During his acceptance speech, President Santos said: “We have moral authority to state that, after decades of fighting against drug trafficking, the world has still been unable to control this scourge that fuels violence and corruption throughout our global community. […] It makes no sense to imprison a peasant who grows marijuana, when nowadays, for example, its cultivation and use are legal in eight states of the United States. […] The manner in which this war against drugs is being waged is equally or perhaps even more harmful than all the wars the world is fighting today, combined.”

The war on drugs has brought devastation to Colombia and Latin America. The militarized drug war in Mexico has resulted in hundreds of thousands of deaths, disappearances, and internal displacements and has corroded rule of law and due process. Illegal drug trafficking, and the associated violence, have made Central America home to some of the most deadly cities in the world. Aerial fumigation of illicit crops have destroyed livelihoods and the environment in the Andes. And yet, despite decades of the drug war, drug production and consumption have not decreased.

However, in recent years, debate and political will for drug policy reform has gained unprecedented global momentum. In recent years, Kofi Annan, George Shultz, Paul Volcker and Richard Branson joined former presidents Fernando Henrique Cardoso (Brazil), César Gaviria (Colombia) and Ernesto Zedillo (Mexico) and other distinguished members of the Global Commission on Drug Policy in saying the time had come to “break the taboo” on exploring alternatives to the failed war on drugs – and to “encourage experimentation by governments with models of legal regulation of drugs,” especially marijuana.

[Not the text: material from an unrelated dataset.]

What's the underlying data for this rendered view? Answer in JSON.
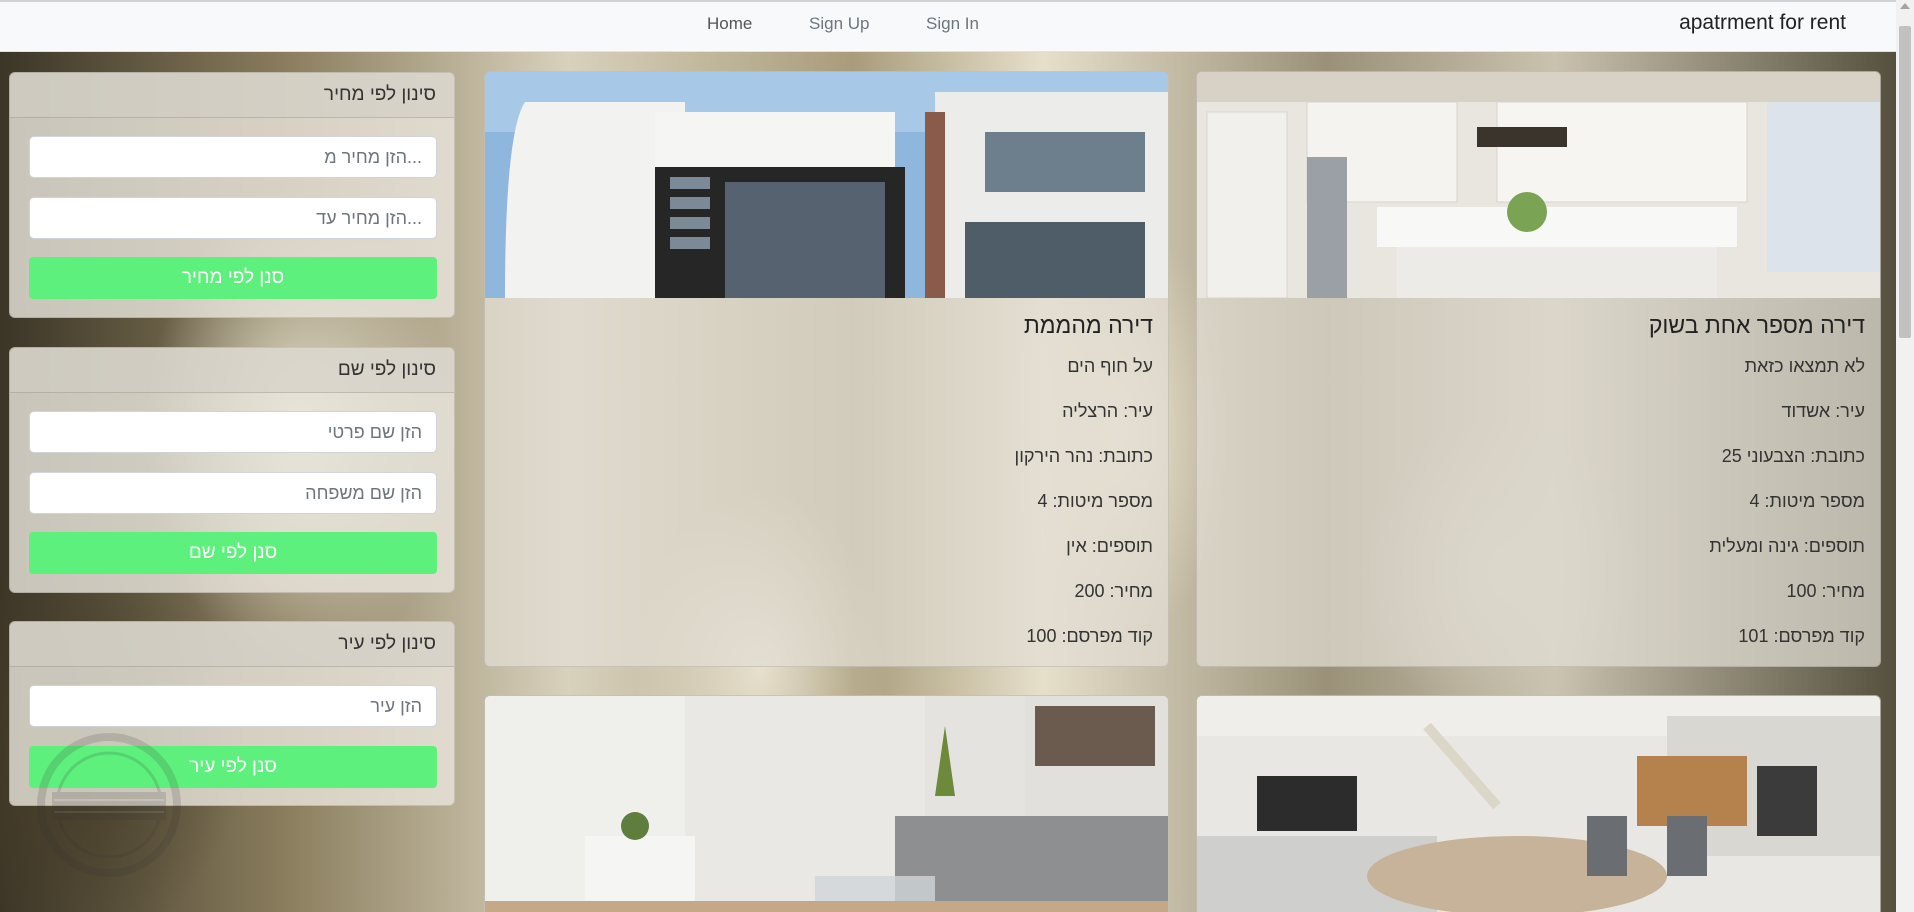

In April, on the eve of the 2016 United Nations General Assembly Special Session on the World Drug Problem, world leaders and activists signed a letter to UN Secretary General Ban Ki-moon urging him to set the stage “for real reform of global drug control policy.” The unprecedented list of signatories includes a range of people from Senators Elizabeth Warren, Cory Booker, Richard Durbin and Bernie Sanders, to former President Jimmy Carter, to former Secretaries of State Hillary Clinton and George Shultz, businessmen Warren Buffett, George Soros, Richard Branson and Mo Ibrahim, actors Michael Douglas and Gael Garcia Bernal, Super Bowl champion Tom Brady, singers Annie Lennox and Sting, activists Gloria Steinem and Michelle Alexander, as well as distinguished legislators, cabinet ministers, and former UN officials.

In the past few years, drug policy reforms have taken place across the Americas. Uruguay became the first country in the world to legally regulate marijuana in 2013. In 2015, Jamaica approved a broad marijuana reform measure, decriminalizing the use of marijuana for religious, scientific and medical purposes. Colombia and Puerto Rico issued Executive Orders legalizing medical marijuana, and Chile is already cultivating marijuana for hundreds of oncology patients. And just last year, the Mexican Supreme Court ruled that prohibiting the consumption, possession and cultivation for personal use of marijuana was a violation of human rights.